Objective: In vitro peripheral blood mononuclear cells (PBMCs) of HIV-infected subjects show defective immune responses including impaired proliferative responses after stimulation with antigens and mitogens. The cytokine interferon-gamma, which seems to play an important role in HIV infection, induces neopterin formation and in parallel also tryptophan degradation by the enzyme indoleamine 2,3-dioxygenase.
Design: : In this study, interferon-gamma-mediated pathways were examined in the plasma of patients and evaluated for associations with the proliferative responses of PBMC to mitogens in vitro.
Methods: To assess the actual status of immune system activation in patients, plasma concentrations of interferon-gamma, neopterin, tryptophan, and kynurenine were measured by enzyme-linked immunosorbent assay or by high-performance liquid chromatography; the ratio of kynurenine to tryptophan was calculated. Viral load, CD4 counts, and the in vivo immune activation status were compared with the in vitro responses of PBMC isolated from the same patients. PBMCs were stimulated with the mitogens concanavalin A, phytohemagglutinin, and pokeweed mitogen, and their proliferation was assessed by H-thymidine incorporation.

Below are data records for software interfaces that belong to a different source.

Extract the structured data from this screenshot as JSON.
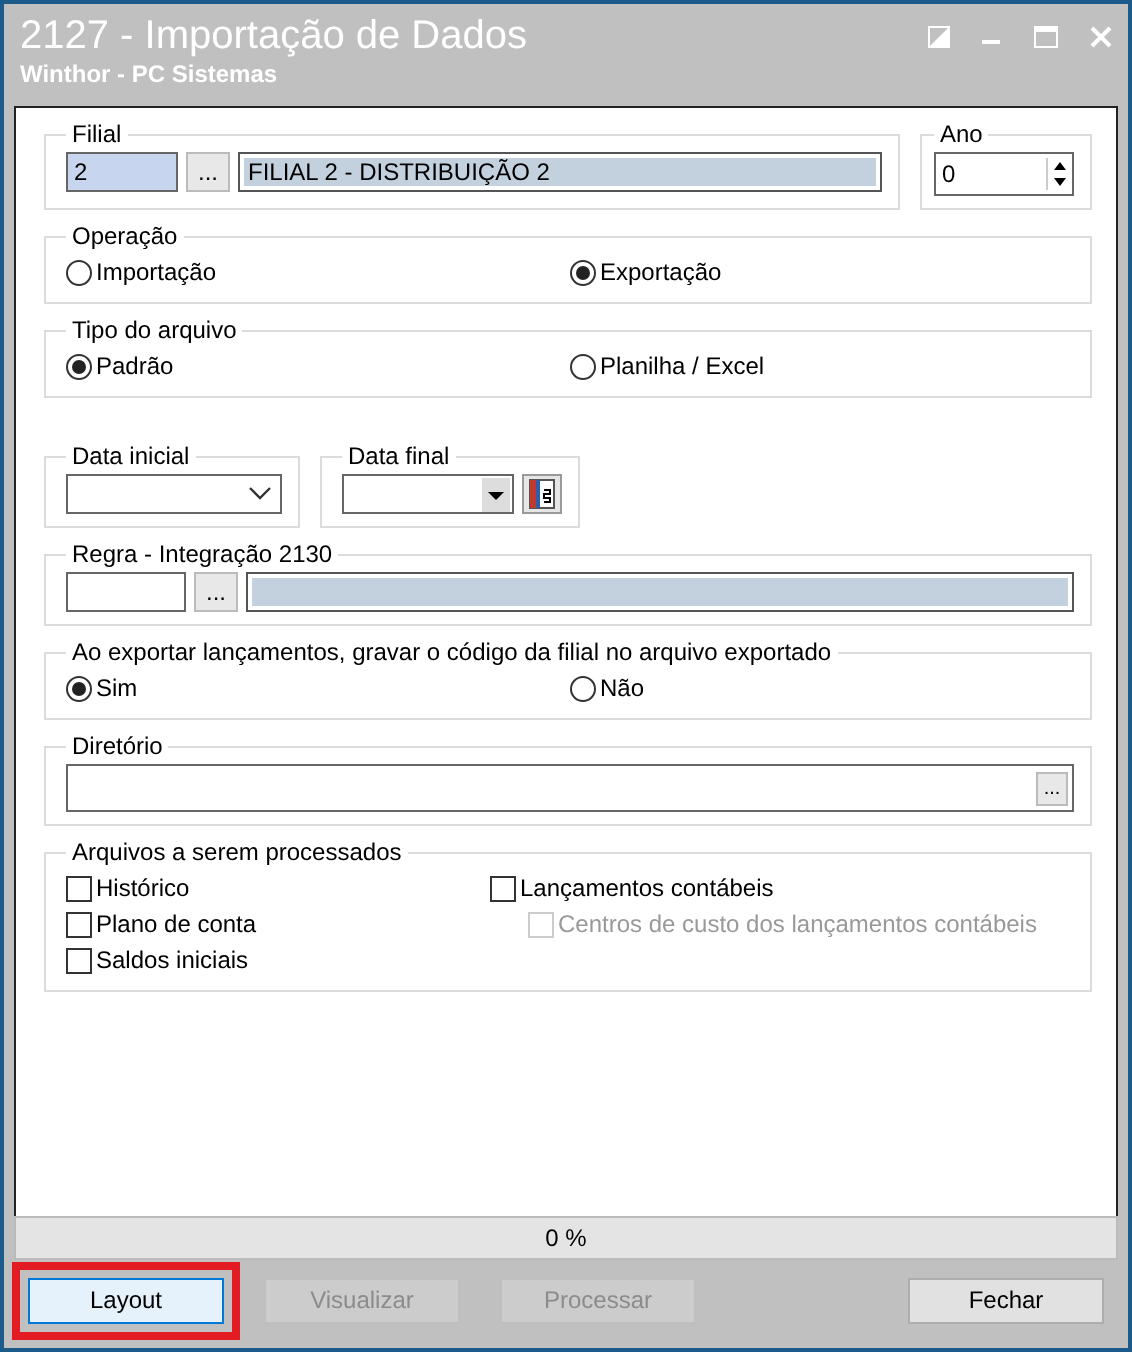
{
  "window": {
    "title": "2127 - Importação de Dados",
    "subtitle": "Winthor - PC Sistemas"
  },
  "filial": {
    "label": "Filial",
    "code": "2",
    "name": "FILIAL 2 - DISTRIBUIÇÃO 2",
    "browse": "..."
  },
  "ano": {
    "label": "Ano",
    "value": "0"
  },
  "operacao": {
    "label": "Operação",
    "options": [
      {
        "label": "Importação",
        "selected": false
      },
      {
        "label": "Exportação",
        "selected": true
      }
    ]
  },
  "tipo_arquivo": {
    "label": "Tipo do arquivo",
    "options": [
      {
        "label": "Padrão",
        "selected": true
      },
      {
        "label": "Planilha / Excel",
        "selected": false
      }
    ]
  },
  "data_inicial": {
    "label": "Data inicial"
  },
  "data_final": {
    "label": "Data final"
  },
  "regra": {
    "label": "Regra - Integração 2130",
    "browse": "..."
  },
  "codigo_filial": {
    "label": "Ao exportar lançamentos, gravar o código da filial no arquivo exportado",
    "options": [
      {
        "label": "Sim",
        "selected": true
      },
      {
        "label": "Não",
        "selected": false
      }
    ]
  },
  "diretorio": {
    "label": "Diretório",
    "browse": "..."
  },
  "arquivos": {
    "label": "Arquivos a serem processados",
    "columns": [
      [
        {
          "label": "Histórico",
          "checked": false,
          "disabled": false
        },
        {
          "label": "Plano de conta",
          "checked": false,
          "disabled": false
        },
        {
          "label": "Saldos iniciais",
          "checked": false,
          "disabled": false
        }
      ],
      [
        {
          "label": "Lançamentos contábeis",
          "checked": false,
          "disabled": false,
          "children": [
            {
              "label": "Centros de custo dos lançamentos contábeis",
              "checked": false,
              "disabled": true
            }
          ]
        }
      ]
    ]
  },
  "progress": {
    "level": 0,
    "reading": "0 %"
  },
  "buttons": [
    {
      "label": "Layout",
      "disabled": false,
      "highlighted": true
    },
    {
      "label": "Visualizar",
      "disabled": true,
      "highlighted": false
    },
    {
      "label": "Processar",
      "disabled": true,
      "highlighted": false
    },
    {
      "label": "Fechar",
      "disabled": false,
      "highlighted": false
    }
  ]
}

Results: The in vitro proliferative capacity of PBMC was associated with viral load, CD4 counts, and also tryptophan degradation. Particularly, high neopterin concentrations were observed to be the best predictor of impaired proliferative response in logistic regression analysis.
Conclusions: The higher the degree of immune activation in vivo, the lower is the proliferative capacity of PBMC in vitro.